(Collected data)
···

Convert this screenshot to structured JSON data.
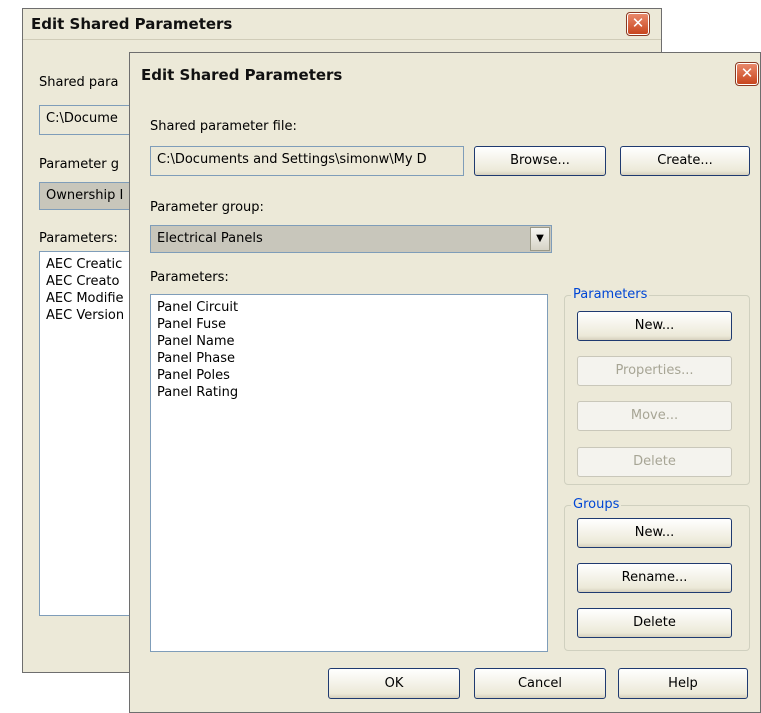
{
  "back_dialog": {
    "title": "Edit Shared Parameters",
    "close_glyph": "✕",
    "shared_file_label": "Shared para",
    "shared_file_value": "C:\\Docume",
    "group_label": "Parameter g",
    "group_value": "Ownership I",
    "params_label": "Parameters:",
    "params": [
      "AEC Creatic",
      "AEC Creato",
      "AEC Modifie",
      "AEC Version"
    ]
  },
  "front_dialog": {
    "title": "Edit Shared Parameters",
    "close_glyph": "✕",
    "shared_file_label": "Shared parameter file:",
    "shared_file_value": "C:\\Documents and Settings\\simonw\\My D",
    "browse_label": "Browse...",
    "create_label": "Create...",
    "group_label": "Parameter group:",
    "group_value": "Electrical Panels",
    "params_label": "Parameters:",
    "params": [
      "Panel Circuit",
      "Panel Fuse",
      "Panel Name",
      "Panel Phase",
      "Panel Poles",
      "Panel Rating"
    ],
    "parameters_group": {
      "legend": "Parameters",
      "new_label": "New...",
      "properties_label": "Properties...",
      "move_label": "Move...",
      "delete_label": "Delete"
    },
    "groups_group": {
      "legend": "Groups",
      "new_label": "New...",
      "rename_label": "Rename...",
      "delete_label": "Delete"
    },
    "ok_label": "OK",
    "cancel_label": "Cancel",
    "help_label": "Help"
  }
}
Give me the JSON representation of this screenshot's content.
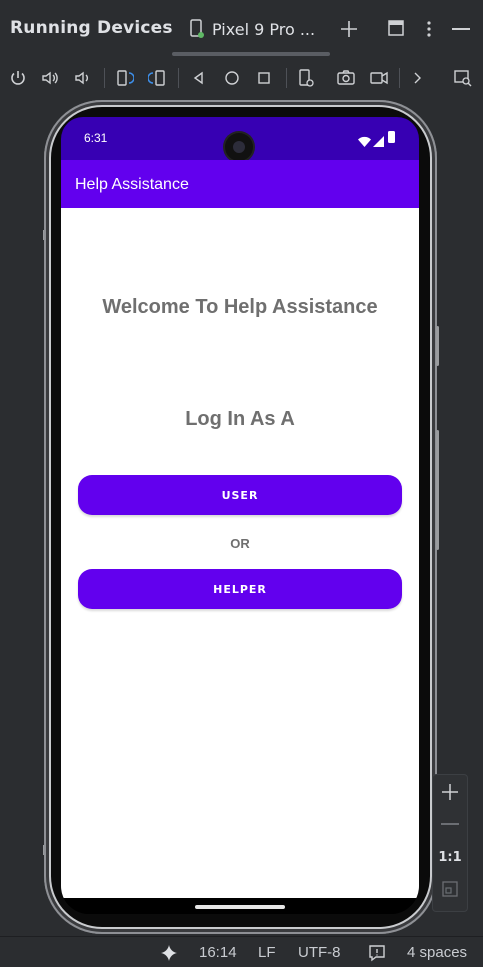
{
  "ide": {
    "panel_title": "Running Devices",
    "device_tab_label": "Pixel 9 Pro ...",
    "zoom": {
      "reset_label": "1:1"
    },
    "status": {
      "cursor": "16:14",
      "line_ending": "LF",
      "encoding": "UTF-8",
      "indent": "4 spaces"
    }
  },
  "device": {
    "status_time": "6:31"
  },
  "app": {
    "title": "Help Assistance",
    "welcome": "Welcome To Help Assistance",
    "login_prompt": "Log In As A",
    "user_button": "USER",
    "or_label": "OR",
    "helper_button": "HELPER",
    "colors": {
      "primary": "#6200ee",
      "primary_dark": "#3700b3",
      "text_gray": "#6f6f6f"
    }
  }
}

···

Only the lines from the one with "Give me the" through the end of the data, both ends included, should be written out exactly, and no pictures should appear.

Give me the JSON representation of this screenshot's content.
{
  "ide": {
    "panel_title": "Running Devices",
    "device_tab_label": "Pixel 9 Pro ...",
    "zoom": {
      "reset_label": "1:1"
    },
    "status": {
      "cursor": "16:14",
      "line_ending": "LF",
      "encoding": "UTF-8",
      "indent": "4 spaces"
    }
  },
  "device": {
    "status_time": "6:31"
  },
  "app": {
    "title": "Help Assistance",
    "welcome": "Welcome To Help Assistance",
    "login_prompt": "Log In As A",
    "user_button": "USER",
    "or_label": "OR",
    "helper_button": "HELPER",
    "colors": {
      "primary": "#6200ee",
      "primary_dark": "#3700b3",
      "text_gray": "#6f6f6f"
    }
  }
}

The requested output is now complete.